An exact copy of all the data is the expected answer.

[Stored items from a collection]
========================================

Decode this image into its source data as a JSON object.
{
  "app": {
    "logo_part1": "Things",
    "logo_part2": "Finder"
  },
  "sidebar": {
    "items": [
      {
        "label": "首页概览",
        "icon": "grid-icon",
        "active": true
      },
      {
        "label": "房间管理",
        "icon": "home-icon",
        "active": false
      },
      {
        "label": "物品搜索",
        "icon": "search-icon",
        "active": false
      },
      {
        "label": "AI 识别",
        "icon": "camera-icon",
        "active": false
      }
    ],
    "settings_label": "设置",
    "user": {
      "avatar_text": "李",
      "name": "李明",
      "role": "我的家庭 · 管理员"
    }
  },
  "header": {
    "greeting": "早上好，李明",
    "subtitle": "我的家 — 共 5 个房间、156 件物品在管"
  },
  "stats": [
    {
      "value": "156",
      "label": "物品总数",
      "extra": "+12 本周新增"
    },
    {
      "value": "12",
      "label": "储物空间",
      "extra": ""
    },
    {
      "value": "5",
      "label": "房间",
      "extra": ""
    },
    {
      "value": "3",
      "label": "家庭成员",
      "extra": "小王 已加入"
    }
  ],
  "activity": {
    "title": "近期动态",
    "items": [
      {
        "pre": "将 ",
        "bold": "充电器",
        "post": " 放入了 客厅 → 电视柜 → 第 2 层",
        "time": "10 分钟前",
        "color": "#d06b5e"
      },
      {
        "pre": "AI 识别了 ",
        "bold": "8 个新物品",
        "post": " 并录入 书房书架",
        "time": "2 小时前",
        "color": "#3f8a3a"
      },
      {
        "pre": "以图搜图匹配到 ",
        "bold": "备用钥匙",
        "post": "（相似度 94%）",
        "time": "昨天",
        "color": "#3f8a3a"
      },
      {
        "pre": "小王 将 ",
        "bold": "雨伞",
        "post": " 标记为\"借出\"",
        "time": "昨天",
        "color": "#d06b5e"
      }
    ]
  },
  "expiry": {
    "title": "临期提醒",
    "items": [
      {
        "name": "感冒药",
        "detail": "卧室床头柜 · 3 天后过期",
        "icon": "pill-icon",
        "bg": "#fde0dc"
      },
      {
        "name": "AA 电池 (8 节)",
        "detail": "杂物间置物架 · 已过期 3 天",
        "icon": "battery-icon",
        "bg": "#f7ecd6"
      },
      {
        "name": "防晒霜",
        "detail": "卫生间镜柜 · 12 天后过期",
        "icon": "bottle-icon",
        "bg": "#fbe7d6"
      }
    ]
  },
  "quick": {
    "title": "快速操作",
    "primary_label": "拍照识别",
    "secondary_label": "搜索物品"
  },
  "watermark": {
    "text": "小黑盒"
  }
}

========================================

» OUTPUT
Decode this image into its source data as a JSON object.
{
  "app": {
    "logo_part1": "Things",
    "logo_part2": "Finder"
  },
  "sidebar": {
    "items": [
      {
        "label": "首页概览",
        "icon": "grid-icon",
        "active": true
      },
      {
        "label": "房间管理",
        "icon": "home-icon",
        "active": false
      },
      {
        "label": "物品搜索",
        "icon": "search-icon",
        "active": false
      },
      {
        "label": "AI 识别",
        "icon": "camera-icon",
        "active": false
      }
    ],
    "settings_label": "设置",
    "user": {
      "avatar_text": "李",
      "name": "李明",
      "role": "我的家庭 · 管理员"
    }
  },
  "header": {
    "greeting": "早上好，李明",
    "subtitle": "我的家 — 共 5 个房间、156 件物品在管"
  },
  "stats": [
    {
      "value": "156",
      "label": "物品总数",
      "extra": "+12 本周新增"
    },
    {
      "value": "12",
      "label": "储物空间",
      "extra": ""
    },
    {
      "value": "5",
      "label": "房间",
      "extra": ""
    },
    {
      "value": "3",
      "label": "家庭成员",
      "extra": "小王 已加入"
    }
  ],
  "activity": {
    "title": "近期动态",
    "items": [
      {
        "pre": "将 ",
        "bold": "充电器",
        "post": " 放入了 客厅 → 电视柜 → 第 2 层",
        "time": "10 分钟前",
        "color": "#d06b5e"
      },
      {
        "pre": "AI 识别了 ",
        "bold": "8 个新物品",
        "post": " 并录入 书房书架",
        "time": "2 小时前",
        "color": "#3f8a3a"
      },
      {
        "pre": "以图搜图匹配到 ",
        "bold": "备用钥匙",
        "post": "（相似度 94%）",
        "time": "昨天",
        "color": "#3f8a3a"
      },
      {
        "pre": "小王 将 ",
        "bold": "雨伞",
        "post": " 标记为\"借出\"",
        "time": "昨天",
        "color": "#d06b5e"
      }
    ]
  },
  "expiry": {
    "title": "临期提醒",
    "items": [
      {
        "name": "感冒药",
        "detail": "卧室床头柜 · 3 天后过期",
        "icon": "pill-icon",
        "bg": "#fde0dc"
      },
      {
        "name": "AA 电池 (8 节)",
        "detail": "杂物间置物架 · 已过期 3 天",
        "icon": "battery-icon",
        "bg": "#f7ecd6"
      },
      {
        "name": "防晒霜",
        "detail": "卫生间镜柜 · 12 天后过期",
        "icon": "bottle-icon",
        "bg": "#fbe7d6"
      }
    ]
  },
  "quick": {
    "title": "快速操作",
    "primary_label": "拍照识别",
    "secondary_label": "搜索物品"
  },
  "watermark": {
    "text": "小黑盒"
  }
}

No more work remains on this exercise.